I was raised in and torn between two conflicting, bipolar worlds. There was the world I longed for and lived in on weekends – my mother’s world, which was the fanatical, puritanical cult of the Moonies – and the world I was forced to live in during the week – my father’s world, which was based in sex, drugs, and the squalor of life in the East Village of New York.
As the child of hippie parents and the product of a “broken marriage,” I was immersed in the “sex, drugs, and rock-and-roll” culture of the 1960s and early 1970s. My parents took me to the Jefferson Airplane free concert in Central Park and Woodstock (the movie, not the festival) by the time I was nine.
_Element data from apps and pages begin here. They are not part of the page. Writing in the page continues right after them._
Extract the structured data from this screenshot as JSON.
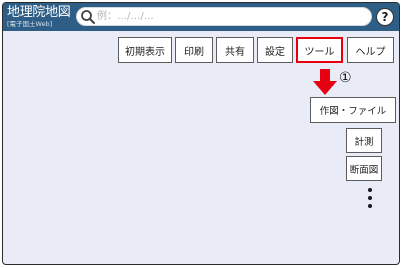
{
  "header": {
    "logo_title": "地理院地図",
    "logo_subtitle": "[電子国土Web]",
    "search_placeholder": "例：…/…/…",
    "help_label": "?"
  },
  "menu": {
    "items": [
      {
        "label": "初期表示"
      },
      {
        "label": "印刷"
      },
      {
        "label": "共有"
      },
      {
        "label": "設定"
      },
      {
        "label": "ツール",
        "highlighted": true
      },
      {
        "label": "ヘルプ"
      }
    ]
  },
  "annotation": {
    "step_marker": "①",
    "highlight_color": "#e60012"
  },
  "tools_submenu": {
    "items": [
      {
        "label": "作図・ファイル",
        "highlighted": true
      },
      {
        "label": "計測"
      },
      {
        "label": "断面図"
      }
    ],
    "more_icon": "vertical-ellipsis-icon"
  },
  "colors": {
    "header_bg": "#2e5d86",
    "map_bg": "#e9ecf7",
    "highlight": "#e60012"
  }
}
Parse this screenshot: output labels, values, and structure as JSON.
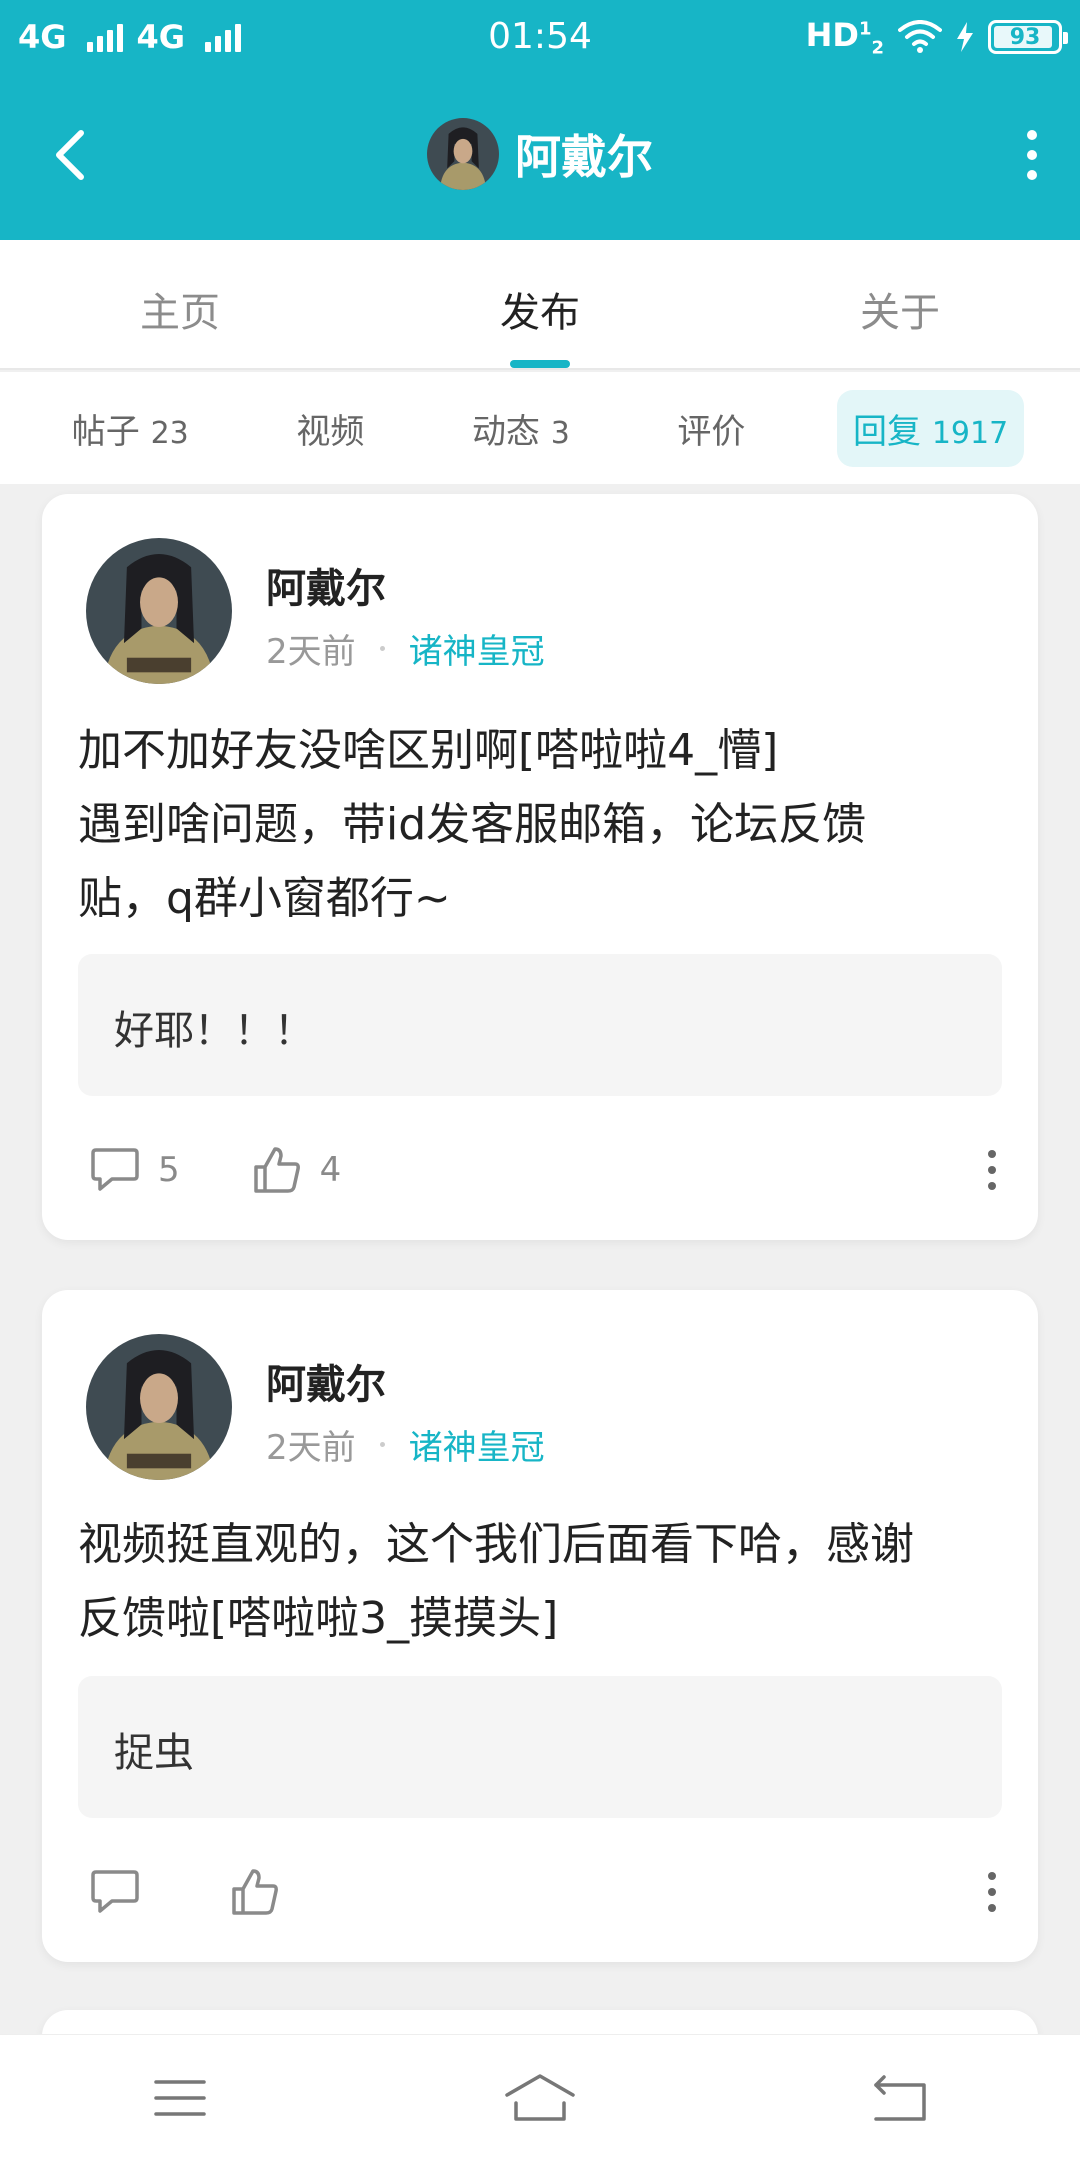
{
  "status_bar": {
    "left": [
      "4G",
      "4G"
    ],
    "time": "01:54",
    "hd": "HD",
    "hd_sup": "1",
    "hd_sub": "2",
    "battery": "93",
    "battery_level": 0.93
  },
  "header": {
    "title": "阿戴尔"
  },
  "tabs": [
    {
      "label": "主页"
    },
    {
      "label": "发布"
    },
    {
      "label": "关于"
    }
  ],
  "active_tab": "发布",
  "subtabs": [
    {
      "label": "帖子",
      "count": "23"
    },
    {
      "label": "视频",
      "count": ""
    },
    {
      "label": "动态",
      "count": "3"
    },
    {
      "label": "评价",
      "count": ""
    },
    {
      "label": "回复",
      "count": "1917"
    }
  ],
  "active_subtab": "回复",
  "posts": [
    {
      "author": "阿戴尔",
      "time": "2天前",
      "forum": "诸神皇冠",
      "lines": [
        "加不加好友没啥区别啊[嗒啦啦4_懵]",
        "遇到啥问题，带id发客服邮箱，论坛反馈",
        "贴，q群小窗都行~"
      ],
      "quote": "好耶！！！",
      "comments": "5",
      "likes": "4"
    },
    {
      "author": "阿戴尔",
      "time": "2天前",
      "forum": "诸神皇冠",
      "lines": [
        "视频挺直观的，这个我们后面看下哈，感谢",
        "反馈啦[嗒啦啦3_摸摸头]"
      ],
      "quote": "捉虫",
      "comments": "",
      "likes": ""
    }
  ],
  "colors": {
    "accent": "#17b5c6",
    "background": "#f0f0f0"
  },
  "icons": {
    "back": "back-arrow-icon",
    "more": "more-vertical-icon",
    "comment": "comment-icon",
    "like": "thumbs-up-icon",
    "nav_menu": "menu-icon",
    "nav_home": "home-icon",
    "nav_back": "return-icon"
  }
}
By the time I was ten, I was a devotee of Rev. Moon – the self-proclaimed Messiah and leader of one of the most infamous cults – spending my weekends standing on a wooden box in New York City’s then-seedy Times Square, shouting through a bullhorn, trying to save the sea of sinners around me.
I had a strange childhood. And while my parents may have done the best they could for my brother and me, it was a toxic environment, and I’ve spent the last few decades learning to not just survive, but to shine.
For those of us raised in toxic environments, and for those of us who “raised ourselves” because we had parents who couldn’t — or wouldn’t — be there for us, our childhoods were pretty much an exercise in learning to not be present.
And in an effort to make sure everything was okay, our experiences also taught us to over-everything. Our overachieving, over-sweetness, over-tolerance, and over-responsibility probably helped save our lives and psyches.
People who meet me now have no idea of my eclectic background. Not only have I survived my childhood, but I thrive. I am blessed with a happy marriage of over twenty years, two amazing children, and a successful leadership consulting and coaching practice.
In so many ways, because of my past I now have my today. I learned through my journey that it’s up to each of us to create the life we want. Some of us may have more to overcome in order to do that, but it still is up to us. We have the chance and the choice. We have the ability. Even when we think we don’t.
I learned to build a very different life for myself than what I knew as a child, and to integrate my childhood experiences into my life – doing my best to find and keep the valuable while letting go of the rest. I faced at least some of my demons and found ways to laugh or love them at least somewhat away. I can now look back on my past with a sense of humor and unexpected appreciation, and rejoice in my present.
I bring all I experienced and learned to my coaching and consulting work, helping others find their way to the life they want and deserve. I bring it to my writing and speaking — here on the blog as well as in my new book, coming this fall, to the moon and back: a childhood under the influence.
My intention in writing has been to find a way to offer hope and potential joy to others who may feel beaten or damaged by their upbringing or circumstances. I’ve pulled together some of my favorite lessons (that I keep having to re-learn) into a free, short, collection that I’d love to share with you. If you’re already on my mailing list, then it’s on its way to you shortly (or maybe you’ve already gotten it!?) If you’re new to my site — welcome! Just pop your name and email in the spot below and it’ll be in your inbox shortly.
Let’s focus on hope and joy together.
I’m intrigued by this story.
Thank you Lorraine. Please let me know if you want to know more now. 🙂
I stumbled on this page purely by chance… wow. Your story did resonates with me! Many children in that era raised themselves n grew into strong productive adults.
I will read your book soo
Thank you Mark. I’m glad you stumbled on my page and I don’t know if I’m glad or sad that my story resonates with you. Please stay in touch and let me know what you think! xxx